This procedure permits us to approximate a value of [H+] which, when substituted in (6) and tration c. (7), yields able to We corresponding values of [A+ ] and [A~]. the following correction: We are now make [A] The same = c - [A+] - [A-]. may be repeated with the new [A] value. Usually the first approximation is sufficient to yield the correct [H+], although the calculation may be made any required numcalculation ber of times. From equation (8) we see that: (a) The error in the approximate calculation becomes smaller as the concentration c increases.

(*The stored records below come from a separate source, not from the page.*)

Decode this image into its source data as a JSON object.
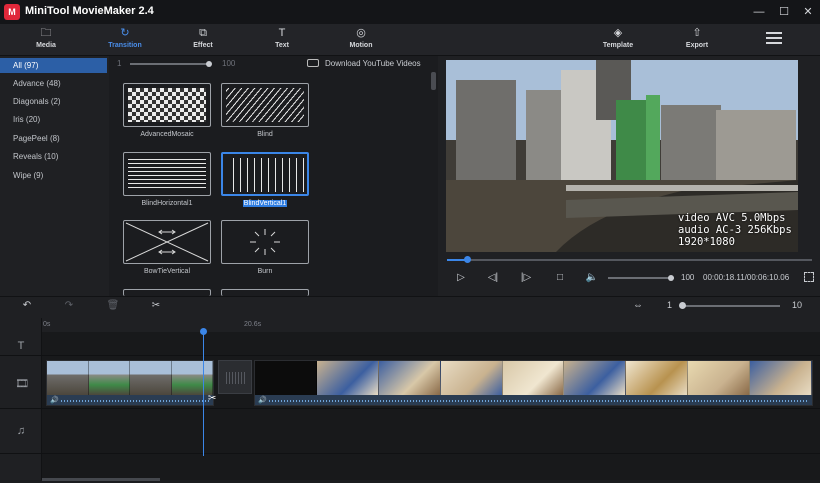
{
  "window": {
    "title": "MiniTool MovieMaker 2.4",
    "logo_glyph": "M",
    "controls": [
      "—",
      "☐",
      "✕"
    ]
  },
  "toolbar": {
    "tabs": [
      {
        "label": "Media",
        "icon": "folder-icon",
        "glyph": "🗀"
      },
      {
        "label": "Transition",
        "icon": "transition-icon",
        "glyph": "↻",
        "active": true
      },
      {
        "label": "Effect",
        "icon": "effect-icon",
        "glyph": "⧉"
      },
      {
        "label": "Text",
        "icon": "text-icon",
        "glyph": "T"
      },
      {
        "label": "Motion",
        "icon": "motion-icon",
        "glyph": "◎"
      }
    ],
    "template_label": "Template",
    "template_glyph": "◈",
    "export_label": "Export",
    "export_glyph": "⇧"
  },
  "sidebar": {
    "items": [
      {
        "label": "All",
        "count": "(97)",
        "active": true
      },
      {
        "label": "Advance",
        "count": "(48)"
      },
      {
        "label": "Diagonals",
        "count": "(2)"
      },
      {
        "label": "Iris",
        "count": "(20)"
      },
      {
        "label": "PagePeel",
        "count": "(8)"
      },
      {
        "label": "Reveals",
        "count": "(10)"
      },
      {
        "label": "Wipe",
        "count": "(9)"
      }
    ]
  },
  "transitions_panel": {
    "slider_min": "1",
    "slider_max": "100",
    "download_label": "Download YouTube Videos",
    "items": [
      {
        "label": "AdvancedMosaic"
      },
      {
        "label": "Blind"
      },
      {
        "label": "BlindHorizontal1"
      },
      {
        "label": "BlindVertical1",
        "selected": true
      },
      {
        "label": "BowTieVertical"
      },
      {
        "label": "Burn"
      }
    ]
  },
  "preview": {
    "osd_lines": "video AVC 5.0Mbps\naudio AC-3 256Kbps\n1920*1080",
    "playback_progress": 0.055,
    "volume_value": "100",
    "volume_level": 0.95,
    "timecode": "00:00:18.11/00:06:10.06",
    "buttons": {
      "play": "▷",
      "prev_frame": "◁|",
      "next_frame": "|▷",
      "stop": "□",
      "volume": "🔈",
      "fullscreen": "⛶"
    }
  },
  "timeline_toolbar": {
    "undo": "↶",
    "redo": "↷",
    "delete": "🗑",
    "split": "✂",
    "fit": "⇔",
    "zoom_min": "1",
    "zoom_max": "10",
    "zoom_level": 0.0
  },
  "timeline": {
    "ruler_labels": [
      "0s",
      "20.6s"
    ],
    "track_icons": {
      "text": "T",
      "video": "🎞",
      "audio": "♫"
    },
    "clip1_speaker": "🔊",
    "clip2_speaker": "🔊",
    "scissor": "✂"
  },
  "colors": {
    "accent": "#3b86e8",
    "sidebar_active": "#2c5fa6",
    "background": "#1b1c1f"
  }
}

The modern theory of strong electrolytes does not exclude of the undissociated molecules. The concenentirely presence tration of these molecules, however, is so small as to be negligible. Hydrogen chloride is considered a strong electrolyte in aqueous no longer the case in solvents in which solution, although this is the dissociation constant of HC1 is smaller. The dissociation constant in water can be calculated approximately from the acid strength in ethyl alcohol. The order of magnitude of this constant is found to be 10+ 2 Hence .